MR Carter: I’m going to tell a story. I see my honor as Baltimore County Teacher of the Year in 2016 as a nod to the community. When I joined Old Court Middle School, it was a choice between Old Court and an interview to be a door to door vacuum salesman. When I joined the community at Old Court, everything that I was trying to pour into the kids, was poured into me—people seeing me, lifting me, and giving me opportunities. I got the title, made a speech, but it was about us.
As part of my platform, I wanted to see more Black men in education. But I didn’t want to speak from a place of being uneducated, so I was pouring into research papers and articles. Then I thought about it, “When I was trying to figure out if I wanted to teach, would I have picked up a research paper and read that?” I don’t know, but I know at that time I was into a lot of hip hop.
So then I searched, “Who’s talking about education from the hip hop perspective?” But I didn’t find much, maybe one or two songs. My initial music direction I was going in was making a hip hop recruitment album about why we need Black men and people of color in education.
But what I realized through the writing process was in order for me to try and speak to folks, I had to be in conversation with myself. In order for me to talk about experiences, impact, struggles, pain, and trauma, I had to unpack those things and ask those questions for myself. At times, I put the pen down for months, and I had to experience something in a different way or switch to a different medium and come back to it. But ultimately that’s how the music took shape.
TER: What is your hope for the Progress Report?
MR Carter: For my forthcoming album I want to shed light on my experience as a Black male educator and to invite others to explore it. It’s been like an experiment for me to see what the limits of hip hop are as a method of unpacking the experience of calling out to others and pushing back against oppressive systems. Another goal is to elevate and shed more light on people who are in the classroom and in the studio. I’m using Progress Report as one application for survival and thriving and hopefully inspiring others to follow this path.
TER: Where can people find your music?
MR Carter: I'm on all major streaming platforms—Spotify, Apple Music, Amazon. You can search for me. I hope that the music speaks for itself. It’s to tell my story of what it was like being in the classroom. I’m looking forward to sharing more and more with everybody.
TER: Is there anything else that you want educators to know?
MR Carter: As Tupac said, “You are appreciated.”
I’m working on a song right now and the main part is “You are enough.” It was born out of me trying to motivate myself and starting a process of affirming myself from within first. There are so many negative messages and misguided opinions about how folks should teach, who should teach, and what we should teach. As we continue to strive to be the best educators we can, it’s also important that we affirm ourselves and say, “I am enough by showing up in the classroom and loving children and loving myself. This is ok and this is where I am going to start. Then I can aim high and hold high expectations while loving myself at the same time.”
I think there’s something powerful about starting that work on the inside before anybody else can come in and try to shape anything. You are appreciated absolutely, 100%.
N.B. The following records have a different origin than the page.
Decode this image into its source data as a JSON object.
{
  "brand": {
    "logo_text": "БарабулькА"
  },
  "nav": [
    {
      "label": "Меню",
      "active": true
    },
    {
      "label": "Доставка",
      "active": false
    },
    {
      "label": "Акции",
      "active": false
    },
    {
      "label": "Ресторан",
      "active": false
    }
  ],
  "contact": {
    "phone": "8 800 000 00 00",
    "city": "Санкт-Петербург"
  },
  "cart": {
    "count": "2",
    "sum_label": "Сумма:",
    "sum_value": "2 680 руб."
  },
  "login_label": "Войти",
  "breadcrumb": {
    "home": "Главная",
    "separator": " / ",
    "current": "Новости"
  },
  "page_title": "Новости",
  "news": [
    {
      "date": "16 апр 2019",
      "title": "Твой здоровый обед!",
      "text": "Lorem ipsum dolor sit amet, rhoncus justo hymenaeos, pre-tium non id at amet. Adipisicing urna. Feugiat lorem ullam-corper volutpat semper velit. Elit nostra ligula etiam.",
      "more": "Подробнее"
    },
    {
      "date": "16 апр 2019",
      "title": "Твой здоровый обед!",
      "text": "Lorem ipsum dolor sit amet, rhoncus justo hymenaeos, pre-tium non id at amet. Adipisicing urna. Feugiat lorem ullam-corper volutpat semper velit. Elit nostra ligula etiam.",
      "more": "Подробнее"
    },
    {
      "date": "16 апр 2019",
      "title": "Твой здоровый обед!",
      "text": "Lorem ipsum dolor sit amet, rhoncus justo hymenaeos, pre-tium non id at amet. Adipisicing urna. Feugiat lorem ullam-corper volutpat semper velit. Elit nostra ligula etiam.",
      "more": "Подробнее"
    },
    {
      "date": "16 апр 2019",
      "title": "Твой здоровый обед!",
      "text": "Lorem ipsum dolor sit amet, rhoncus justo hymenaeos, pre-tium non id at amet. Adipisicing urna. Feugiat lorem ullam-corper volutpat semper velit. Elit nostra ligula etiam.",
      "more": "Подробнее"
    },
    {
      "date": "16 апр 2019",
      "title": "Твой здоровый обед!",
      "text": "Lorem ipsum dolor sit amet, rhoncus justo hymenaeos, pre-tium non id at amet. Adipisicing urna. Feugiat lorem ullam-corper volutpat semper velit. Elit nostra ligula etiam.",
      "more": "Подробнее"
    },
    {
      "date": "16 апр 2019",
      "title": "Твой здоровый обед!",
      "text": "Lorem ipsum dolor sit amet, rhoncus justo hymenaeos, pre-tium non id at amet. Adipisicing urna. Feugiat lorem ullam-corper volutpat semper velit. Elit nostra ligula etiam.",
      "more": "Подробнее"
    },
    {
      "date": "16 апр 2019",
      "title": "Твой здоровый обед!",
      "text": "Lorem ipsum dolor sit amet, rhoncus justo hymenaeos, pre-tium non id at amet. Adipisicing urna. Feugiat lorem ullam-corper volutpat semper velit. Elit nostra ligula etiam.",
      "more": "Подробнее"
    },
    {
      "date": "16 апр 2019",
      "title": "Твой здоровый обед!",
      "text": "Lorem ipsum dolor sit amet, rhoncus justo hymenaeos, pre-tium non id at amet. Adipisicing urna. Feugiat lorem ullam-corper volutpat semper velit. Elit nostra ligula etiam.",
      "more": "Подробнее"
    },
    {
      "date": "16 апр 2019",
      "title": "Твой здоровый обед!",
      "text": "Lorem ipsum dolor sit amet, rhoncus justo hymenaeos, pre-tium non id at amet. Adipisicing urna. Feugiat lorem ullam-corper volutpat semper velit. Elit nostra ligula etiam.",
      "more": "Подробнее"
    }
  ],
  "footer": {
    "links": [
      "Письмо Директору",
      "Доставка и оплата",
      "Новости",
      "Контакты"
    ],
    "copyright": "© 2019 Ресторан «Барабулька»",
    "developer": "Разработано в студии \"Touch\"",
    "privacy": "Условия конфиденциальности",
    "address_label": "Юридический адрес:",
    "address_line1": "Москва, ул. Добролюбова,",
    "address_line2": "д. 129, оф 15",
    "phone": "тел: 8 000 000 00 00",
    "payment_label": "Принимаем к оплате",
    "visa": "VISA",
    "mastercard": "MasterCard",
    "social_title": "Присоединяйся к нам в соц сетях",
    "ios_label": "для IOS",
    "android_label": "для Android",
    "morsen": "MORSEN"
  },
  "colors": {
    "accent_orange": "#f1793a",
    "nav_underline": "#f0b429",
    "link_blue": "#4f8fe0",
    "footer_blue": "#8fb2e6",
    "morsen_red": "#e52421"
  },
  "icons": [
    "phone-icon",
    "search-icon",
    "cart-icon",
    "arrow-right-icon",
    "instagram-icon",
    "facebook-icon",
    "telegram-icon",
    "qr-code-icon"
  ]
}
A huge thank you MR Carter for participating in this interview and sharing what drives his music with The Educator’s Room. You can check out MR Carter’s music here.
This interview is a part of Educators Unsilenced, a monthly interview series on The Educator’s Room by Lanee Higgins. Each month Lanee interviews educators making their impact on education. See last month’s interview here.